═══ Dataset records ═══

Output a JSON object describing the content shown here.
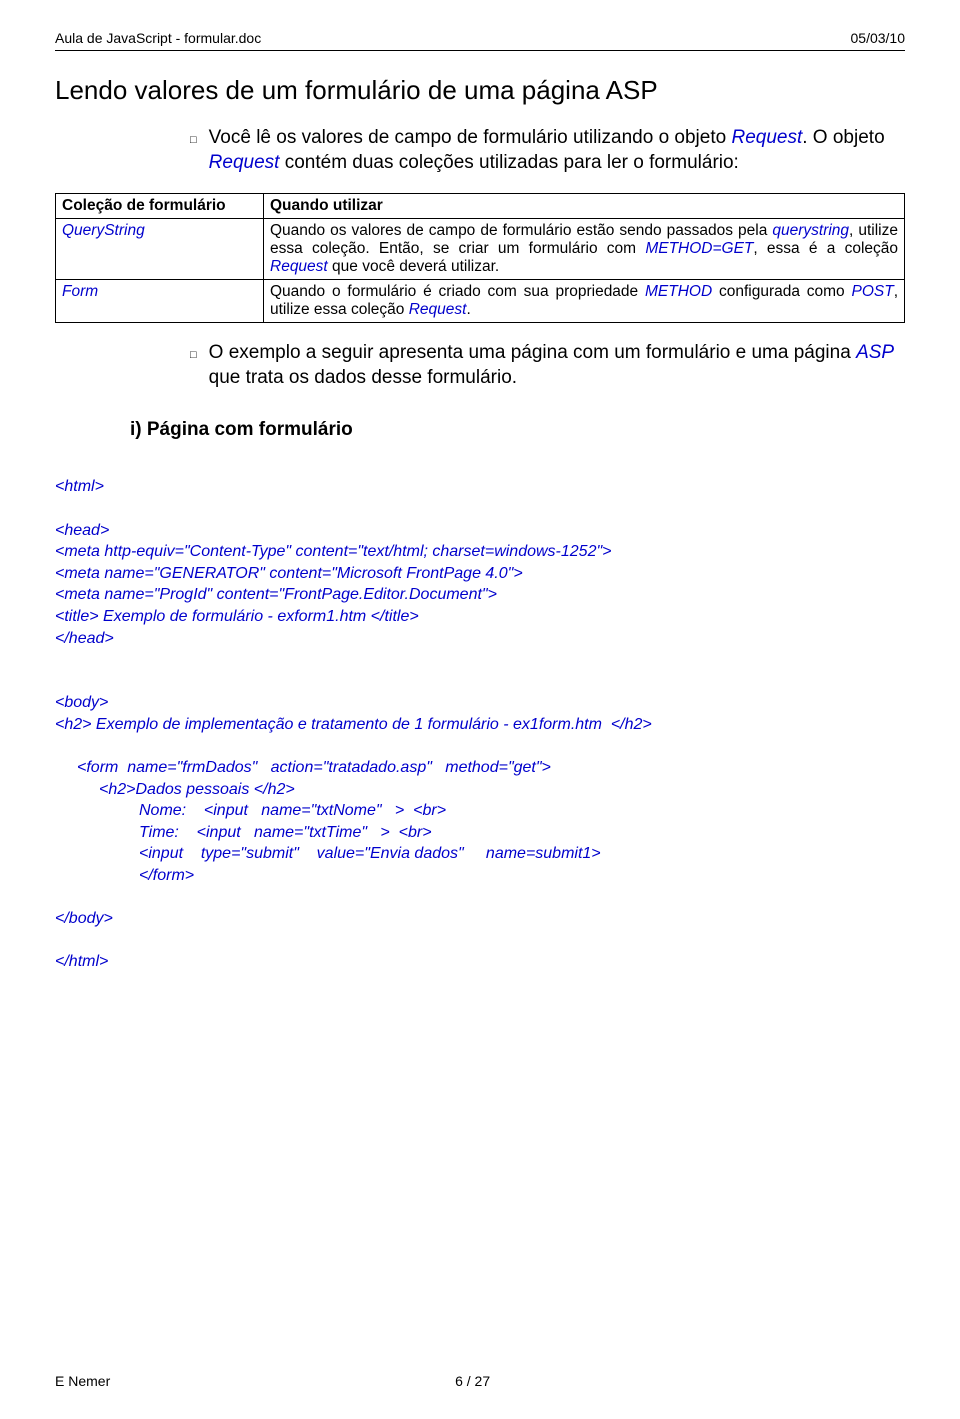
{
  "header": {
    "left": "Aula de JavaScript - formular.doc",
    "right": "05/03/10"
  },
  "title": "Lendo valores de um formulário de uma página ASP",
  "bullet1": {
    "pre": "Você lê os valores de campo de formulário utilizando o objeto ",
    "term1": "Request",
    "mid": ". O objeto ",
    "term2": "Request",
    "post": " contém duas coleções utilizadas para ler o formulário:"
  },
  "table": {
    "h1": "Coleção de formulário",
    "h2": "Quando utilizar",
    "r1c1": "QueryString",
    "r1c2_pre": "Quando os valores de campo de formulário estão sendo passados pela ",
    "r1c2_qs": "querystring",
    "r1c2_mid1": ", utilize essa coleção. Então, se criar um formulário com ",
    "r1c2_mg": "METHOD=GET",
    "r1c2_mid2": ", essa é a  coleção ",
    "r1c2_req": "Request",
    "r1c2_post": " que você deverá utilizar.",
    "r2c1": "Form",
    "r2c2_pre": "Quando o formulário é criado com sua propriedade ",
    "r2c2_m": "METHOD",
    "r2c2_mid1": " configurada como ",
    "r2c2_p": "POST",
    "r2c2_mid2": ", utilize essa coleção ",
    "r2c2_req": "Request",
    "r2c2_post": "."
  },
  "bullet2": {
    "pre": "O exemplo a seguir apresenta uma página com um formulário e uma página ",
    "asp": "ASP",
    "post": " que trata os dados desse formulário."
  },
  "sub": "i)  Página com formulário",
  "code": {
    "l1": "<html>",
    "l2": "<head>",
    "l3": "<meta http-equiv=\"Content-Type\" content=\"text/html; charset=windows-1252\">",
    "l4": "<meta name=\"GENERATOR\" content=\"Microsoft FrontPage 4.0\">",
    "l5": "<meta name=\"ProgId\" content=\"FrontPage.Editor.Document\">",
    "l6": "<title> Exemplo de formulário - exform1.htm </title>",
    "l7": "</head>",
    "l8": "<body>",
    "l9": "<h2> Exemplo de implementação e tratamento de 1 formulário - ex1form.htm  </h2>",
    "l10": "<form  name=\"frmDados\"   action=\"tratadado.asp\"   method=\"get\">",
    "l11": "<h2>Dados pessoais </h2>",
    "l12": "Nome:    <input   name=\"txtNome\"   >  <br>",
    "l13": "Time:    <input   name=\"txtTime\"   >  <br>",
    "l14": "<input    type=\"submit\"    value=\"Envia dados\"     name=submit1>",
    "l15": "</form>",
    "l16": "</body>",
    "l17": "</html>"
  },
  "footer": {
    "left": "E Nemer",
    "center": "6 / 27"
  }
}
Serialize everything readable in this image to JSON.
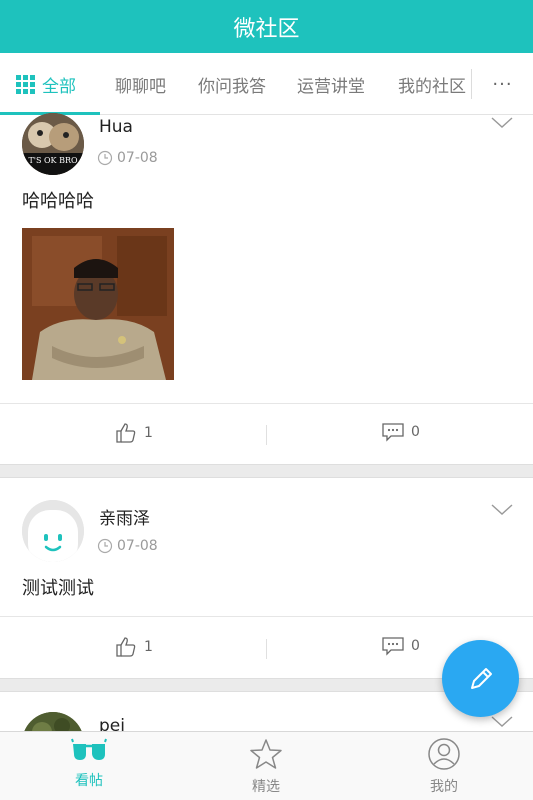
{
  "header": {
    "title": "微社区"
  },
  "tabs": [
    {
      "label": "全部",
      "active": true
    },
    {
      "label": "聊聊吧"
    },
    {
      "label": "你问我答"
    },
    {
      "label": "运营讲堂"
    },
    {
      "label": "我的社区"
    }
  ],
  "tabs_more": "···",
  "posts": [
    {
      "username": "Hua",
      "date": "07-08",
      "text": "哈哈哈哈",
      "avatar_caption": "T'S OK BRO",
      "likes": "1",
      "comments": "0"
    },
    {
      "username": "亲雨泽",
      "date": "07-08",
      "text": "测试测试",
      "likes": "1",
      "comments": "0"
    },
    {
      "username": "pei"
    }
  ],
  "bottom_nav": [
    {
      "label": "看帖",
      "icon": "glasses-icon",
      "active": true
    },
    {
      "label": "精选",
      "icon": "star-icon"
    },
    {
      "label": "我的",
      "icon": "profile-icon"
    }
  ],
  "colors": {
    "accent": "#1ec2bd",
    "fab": "#2aa8f2"
  }
}
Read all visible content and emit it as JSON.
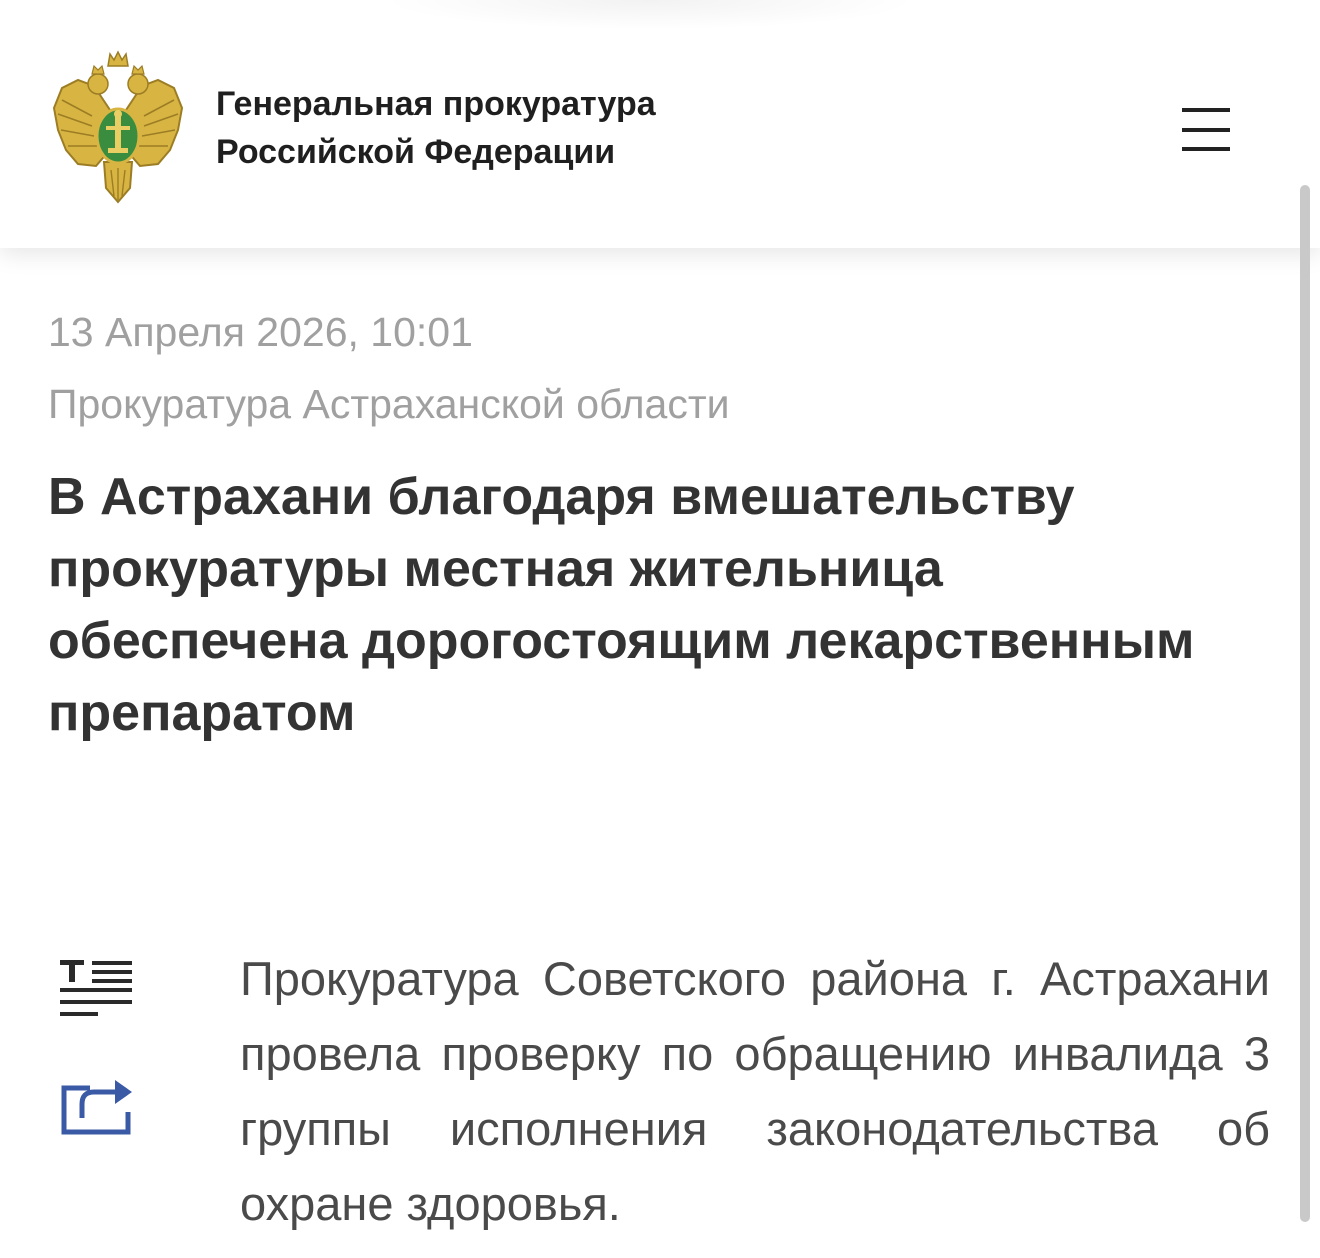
{
  "header": {
    "title": "Генеральная прокуратура Российской Федерации",
    "logo_icon": "coat-of-arms-icon",
    "menu_icon": "hamburger-menu-icon"
  },
  "article": {
    "date": "13 Апреля 2026, 10:01",
    "source": "Прокуратура Астраханской области",
    "headline": "В Астрахани благодаря вмешательству прокуратуры местная жительница обеспечена дорогостоящим лекарственным препаратом",
    "body": "Прокуратура Советского района г. Астрахани провела проверку по обращению инвалида 3 группы исполнения законодательства об охране здоровья."
  },
  "tools": {
    "text_size_icon": "text-size-icon",
    "share_icon": "share-icon"
  },
  "colors": {
    "headline": "#333333",
    "meta_text": "#a0a0a0",
    "body_text": "#4a4a4a",
    "share_accent": "#3b5aa6",
    "emblem_gold": "#d8b543",
    "emblem_green": "#3a8d3f"
  }
}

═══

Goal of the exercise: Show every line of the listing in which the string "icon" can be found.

Result:
      "icon": "glasses-icon",
      "icon": "star-icon"
      "icon": "profile-icon"
    "logo_icon": "coat-of-arms-icon",
    "menu_icon": "hamburger-menu-icon"
    "text_size_icon": "text-size-icon",
    "share_icon": "share-icon"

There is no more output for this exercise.